Australia Day Honors: Mark Brimble's Cruise Ship Campaign

Mark Brimble

By MarEx 2016-01-25 21:53:19

Mark Brimble, ex-husband of Dianne Brimble, who died on the P&O cruise ship Pacific Sky in 2002, has been awarded the Medal of the Order of Australia as part of the nation’s Australia Day celebrations, January 26.

Mr Brimble received the award for service to the community through the promotion of safety for cruise line passengers.

Ms Brimble, 42, was on the first night of a 10-day cruise with her mother, sister and daughter when she died of a drug overdose in the cabin of four men she had just met at the ship’s nightclub.

Ms Brimble had taken a lethal dose of the drug gamma-hydroxybutyrate, also known as fantasy, and had been photographed having sex with one of the men.
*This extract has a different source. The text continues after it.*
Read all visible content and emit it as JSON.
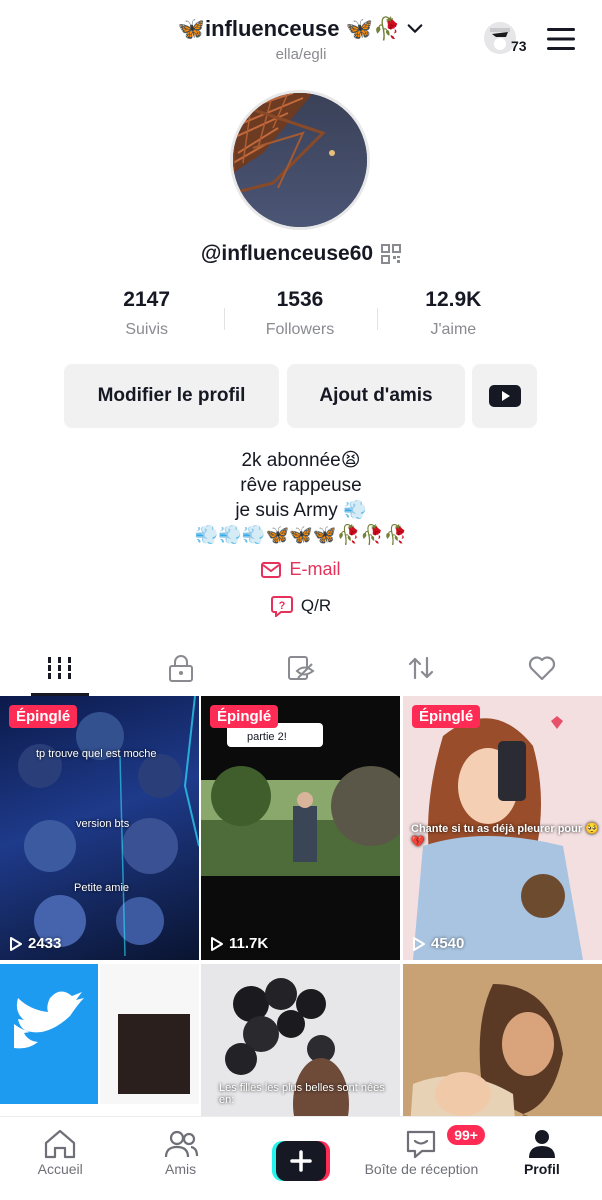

She died naked on the floor.

Since her death, Mr Brimble has been campaigning relentlessly for increased safety on cruise ships, and he establishing the Australian chapter of International Cruise Victims in 2004.

He was a key player in the Senate Committee into cruise ship passenger safety in 2013 which delivered the report Troubled Waters. The report made 11 recommendations to enhance safety on board cruise ships leaving Australian ports, although the government is yet to adopt any. 

Mr Brimble says the crime scene was contaminated by the purser, and it took nearly four years before a coronial inquest into her death was held. State Coroner Jacqueline Milledge handed down the findings of the inquest in November 2010. She ruled that Ms Brimble had been unknowingly drugged for the sexual gratification of others.

Criminal charges were eventually laid against three of the men but the manslaughter trial of one of the men, Mark Wilhelm, who gave her the drug, resulted in a hung jury. A plea deal at his retrial had him pleading guilty to only supplying the drug to Ms Brimble, a charge for which no jail time was served and no conviction recorded.

According to several witnesses' testimonies, the men had spent most of the time on the cruise allegedly propositioning a number of female passengers of varying ages. Among numerous acts of alleged sexual harassment were asking a 15-year-old to do an erotic dance in their cabin for cash, entering a cabin of four girls uninvited and asking one woman if he could perform oral sex on her.

Mr Brimble alleges that had the initial investigation on board the ship been adequate, Wilhelm would have been convicted of manslaughter, reports the Brisbane Times.